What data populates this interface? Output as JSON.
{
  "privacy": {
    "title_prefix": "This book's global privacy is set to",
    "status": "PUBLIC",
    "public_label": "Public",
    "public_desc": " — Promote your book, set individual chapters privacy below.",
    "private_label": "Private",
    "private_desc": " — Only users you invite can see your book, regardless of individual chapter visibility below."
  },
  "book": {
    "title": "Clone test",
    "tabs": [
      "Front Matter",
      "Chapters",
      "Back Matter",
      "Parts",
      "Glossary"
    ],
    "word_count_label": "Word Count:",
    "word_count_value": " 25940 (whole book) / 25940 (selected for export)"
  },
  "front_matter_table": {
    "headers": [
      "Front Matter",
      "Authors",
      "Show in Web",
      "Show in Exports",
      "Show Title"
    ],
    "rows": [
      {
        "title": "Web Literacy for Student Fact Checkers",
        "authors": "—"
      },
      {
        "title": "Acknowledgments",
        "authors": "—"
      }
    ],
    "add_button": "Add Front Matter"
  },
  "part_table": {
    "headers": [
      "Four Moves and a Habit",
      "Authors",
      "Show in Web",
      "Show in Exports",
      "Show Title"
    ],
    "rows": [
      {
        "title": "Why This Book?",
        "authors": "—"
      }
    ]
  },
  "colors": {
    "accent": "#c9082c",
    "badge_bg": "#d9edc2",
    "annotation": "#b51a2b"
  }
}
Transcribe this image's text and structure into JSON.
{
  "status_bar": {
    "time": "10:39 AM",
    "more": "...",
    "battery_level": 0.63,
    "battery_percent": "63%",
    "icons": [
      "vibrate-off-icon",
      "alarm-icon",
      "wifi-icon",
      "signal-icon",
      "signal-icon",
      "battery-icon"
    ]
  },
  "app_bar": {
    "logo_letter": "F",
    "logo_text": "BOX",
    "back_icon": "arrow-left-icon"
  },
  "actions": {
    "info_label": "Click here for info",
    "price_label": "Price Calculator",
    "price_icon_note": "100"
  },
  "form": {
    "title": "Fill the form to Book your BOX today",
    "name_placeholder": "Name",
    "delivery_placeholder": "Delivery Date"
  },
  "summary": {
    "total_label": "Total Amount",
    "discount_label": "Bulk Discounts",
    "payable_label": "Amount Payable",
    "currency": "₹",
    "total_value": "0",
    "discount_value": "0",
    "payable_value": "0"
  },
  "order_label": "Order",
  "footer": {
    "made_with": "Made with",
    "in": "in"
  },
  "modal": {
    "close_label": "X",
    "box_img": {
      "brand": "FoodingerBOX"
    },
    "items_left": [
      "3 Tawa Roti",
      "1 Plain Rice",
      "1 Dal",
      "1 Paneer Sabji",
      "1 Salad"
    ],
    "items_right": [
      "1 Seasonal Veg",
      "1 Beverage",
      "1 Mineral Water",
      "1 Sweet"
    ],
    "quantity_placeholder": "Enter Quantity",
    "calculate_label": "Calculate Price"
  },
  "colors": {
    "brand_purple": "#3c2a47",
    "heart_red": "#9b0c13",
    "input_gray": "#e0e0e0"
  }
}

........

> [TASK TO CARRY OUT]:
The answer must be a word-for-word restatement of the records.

> [SOLUTION TO THIS TASK]:
What data populates this interface? Output as JSON.
{
  "privacy": {
    "title_prefix": "This book's global privacy is set to",
    "status": "PUBLIC",
    "public_label": "Public",
    "public_desc": " — Promote your book, set individual chapters privacy below.",
    "private_label": "Private",
    "private_desc": " — Only users you invite can see your book, regardless of individual chapter visibility below."
  },
  "book": {
    "title": "Clone test",
    "tabs": [
      "Front Matter",
      "Chapters",
      "Back Matter",
      "Parts",
      "Glossary"
    ],
    "word_count_label": "Word Count:",
    "word_count_value": " 25940 (whole book) / 25940 (selected for export)"
  },
  "front_matter_table": {
    "headers": [
      "Front Matter",
      "Authors",
      "Show in Web",
      "Show in Exports",
      "Show Title"
    ],
    "rows": [
      {
        "title": "Web Literacy for Student Fact Checkers",
        "authors": "—"
      },
      {
        "title": "Acknowledgments",
        "authors": "—"
      }
    ],
    "add_button": "Add Front Matter"
  },
  "part_table": {
    "headers": [
      "Four Moves and a Habit",
      "Authors",
      "Show in Web",
      "Show in Exports",
      "Show Title"
    ],
    "rows": [
      {
        "title": "Why This Book?",
        "authors": "—"
      }
    ]
  },
  "colors": {
    "accent": "#c9082c",
    "badge_bg": "#d9edc2",
    "annotation": "#b51a2b"
  }
}
Transcribe this image's text and structure into JSON.
{
  "status_bar": {
    "time": "10:39 AM",
    "more": "...",
    "battery_level": 0.63,
    "battery_percent": "63%",
    "icons": [
      "vibrate-off-icon",
      "alarm-icon",
      "wifi-icon",
      "signal-icon",
      "signal-icon",
      "battery-icon"
    ]
  },
  "app_bar": {
    "logo_letter": "F",
    "logo_text": "BOX",
    "back_icon": "arrow-left-icon"
  },
  "actions": {
    "info_label": "Click here for info",
    "price_label": "Price Calculator",
    "price_icon_note": "100"
  },
  "form": {
    "title": "Fill the form to Book your BOX today",
    "name_placeholder": "Name",
    "delivery_placeholder": "Delivery Date"
  },
  "summary": {
    "total_label": "Total Amount",
    "discount_label": "Bulk Discounts",
    "payable_label": "Amount Payable",
    "currency": "₹",
    "total_value": "0",
    "discount_value": "0",
    "payable_value": "0"
  },
  "order_label": "Order",
  "footer": {
    "made_with": "Made with",
    "in": "in"
  },
  "modal": {
    "close_label": "X",
    "box_img": {
      "brand": "FoodingerBOX"
    },
    "items_left": [
      "3 Tawa Roti",
      "1 Plain Rice",
      "1 Dal",
      "1 Paneer Sabji",
      "1 Salad"
    ],
    "items_right": [
      "1 Seasonal Veg",
      "1 Beverage",
      "1 Mineral Water",
      "1 Sweet"
    ],
    "quantity_placeholder": "Enter Quantity",
    "calculate_label": "Calculate Price"
  },
  "colors": {
    "brand_purple": "#3c2a47",
    "heart_red": "#9b0c13",
    "input_gray": "#e0e0e0"
  }
}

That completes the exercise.